  4. They are expenses either to protect your wealth or to build them.

Cool Opportunities

BigPay – The Best Travel Credit Card for Malaysians?
If you ever travel out of Malaysia and use your credit card, then this is BIG (pun intended). AirAsia has released BigPay, a prepaid mastercard that you can easily top up through the BigPay app and be able to use instantly.

But more importantly, BigPay charges you at the real exchange rate (which means they charge no fees). This is something you won’t get if you were to go to your bank or some exchange counter.

In fact, I've already saved over RM 10,000 using this card (you can read about it in our BigPay Review)

Anyway, if you don’t have one yet, you can sign up for free and get RM10 free when you use referral code B7D3YNZPGO.

A way for females to get free insurance
We were talking to our super humble financial advisor friend one day and she started talking about some insurance product for females that provides coverage for all these female related illnesses.

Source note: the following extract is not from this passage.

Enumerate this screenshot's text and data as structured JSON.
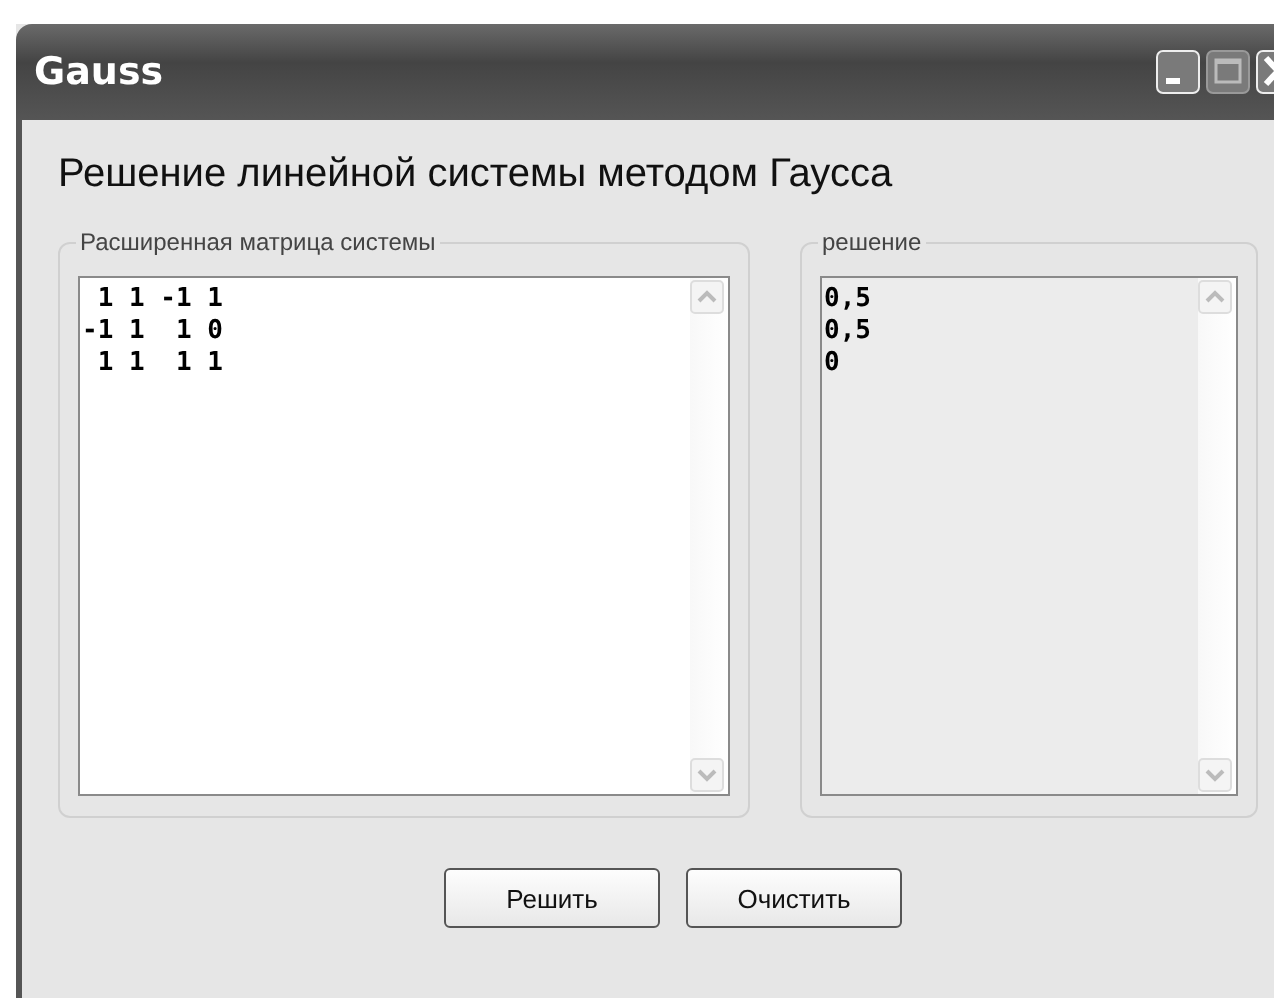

But more importantly, the contract also states that all the premiums will be returned at the end of the contract.

Seriously something for all females to consider!

Building a financial roadmap
For those who are lost when it comes to tracking your net worth and using it as a way to create the ideal life, this is something you should check out.

We have worked with a financial advisor to lead you through building your own financial roadmap by yourself online.

And if you want them to do it for you (at a huge discount), you can make the request as well.

Check it out here!

Talking to an Independent Financial Adviser
A big issue when you work with someone who calls themself a financial advisor is you do not know if they really have your best interest at heart. That’s one of the main reasons why I never work with any (the other one is that most of them get trained to say what the company wants and thus, do not know of all the other cool opportunities out there).

However, I’ve been talking to an independent financial adviser the last few months and I do believe that not only is she knowledgeable, but also super open to sharing her knowledge.

If you’re interested in talking to her, join our facebook group and ask your questions. She will definitely find time to pop by and answer them.